When I’m not actually traveling I love thinking about traveling, and books like Kiwis Might Fly, by Polly Evans (Random House, 2007) scratch that “armchair travel” itch quite nicely.  Although the book is a bit on the older side, it still reads very relevantly, and I love Evans’ writing style.  The author heads to New Zealand after having read that the typical “Kiwi bloke” is an endangered species, and that the backcountry, resourceful, man’s man the country is famous for is a thing of the past.  While the premise seems a bit flimsy at first, it actually makes for an interesting approach to travel, and I enjoyed “meeting” the cross-section of New Zealanders Evans encounters.  (Spoiler alert:  she does actually find an elusive  “Kiwi bloke” eventually…a big, white, fluffy cat!)

I had read It’s Not About the Tapas, Evans’ narration of a bicycle trip around Spain, and loved every minute.  In New Zealand, Evans decides to travel by motorcycle, thinking it will make her more credible to Kiwi men.  Her eventual mastery of the motorcycle, the interesting situations it engenders across her trip, and the sights, sounds, and smells it helps her to fully experience make for engaging and funny storytelling.  Evans is British, and her dry humor throughout the book makes you feel like you’re sitting next to her in a pub.  She is not afraid to share self-deprecating details like being pinned against a gas pump by her motorcycle, or becoming so exhausted by a morning helping to shear sheep that she spends the next day in bed in her hotel with a glass of wine.  Her descriptions of the breathtaking scenery are the best I’ve read anywhere, and in the end I feel a bit like I’ve actually been to New Zealand.
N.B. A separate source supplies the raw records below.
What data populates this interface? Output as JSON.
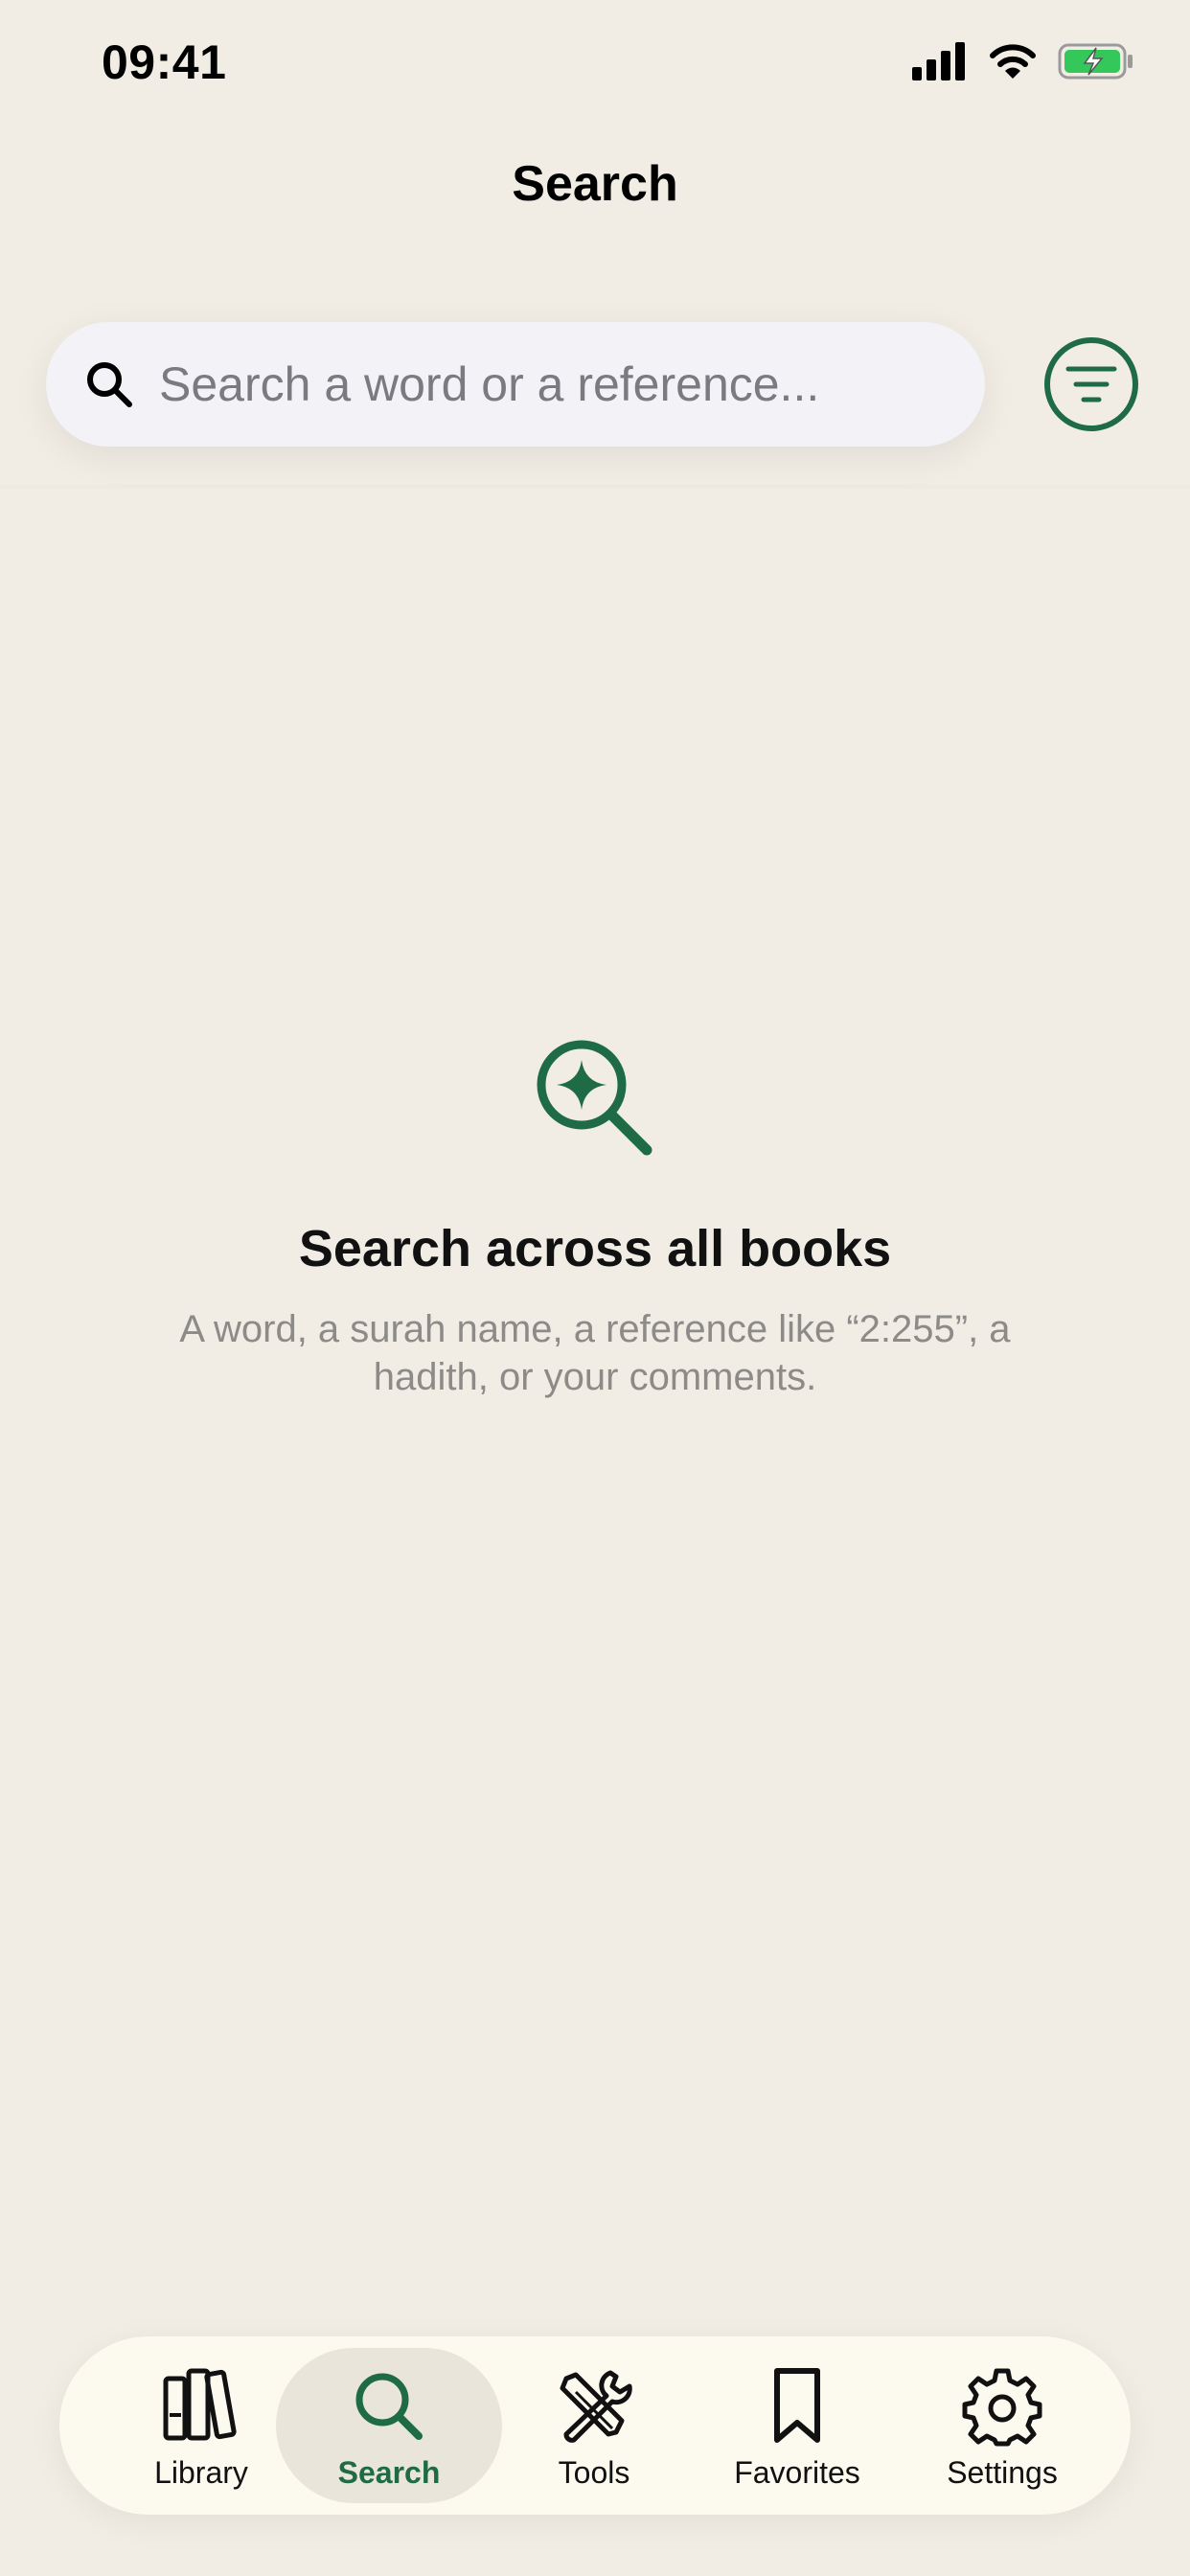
{
  "status": {
    "time": "09:41"
  },
  "nav": {
    "title": "Search"
  },
  "search": {
    "placeholder": "Search a word or a reference..."
  },
  "empty_state": {
    "title": "Search across all books",
    "subtitle": "A word, a surah name, a reference like “2:255”, a hadith, or your comments."
  },
  "tabs": [
    {
      "label": "Library",
      "icon": "books-icon",
      "active": false
    },
    {
      "label": "Search",
      "icon": "search-icon",
      "active": true
    },
    {
      "label": "Tools",
      "icon": "tools-icon",
      "active": false
    },
    {
      "label": "Favorites",
      "icon": "bookmark-icon",
      "active": false
    },
    {
      "label": "Settings",
      "icon": "gear-icon",
      "active": false
    }
  ],
  "colors": {
    "accent": "#1E6B45",
    "background": "#F1EDE5",
    "tab_bar": "#FCF9EE",
    "battery": "#34C759"
  }
}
Evans has other books that I’m looking forward to reading.  In On a Hoof and a Prayer she explores Argentina by horseback, and in Mad Dogs and an Englishwoman she plunges into Canada by dog-sled.  I like this approach of using a different means of travel for each country, since it makes the experience more unique and, if the two books I’ve read are any indication, entertaining.  I’ve read some pretty bad travel writing recently, so it’s a real treat to be in the hands of a gifted and funny writer.  The only traveler who writes better is my friend, Pam Roberts.  Still working on that book about your Camino de Santiago pilgrimages, Pam?  🙂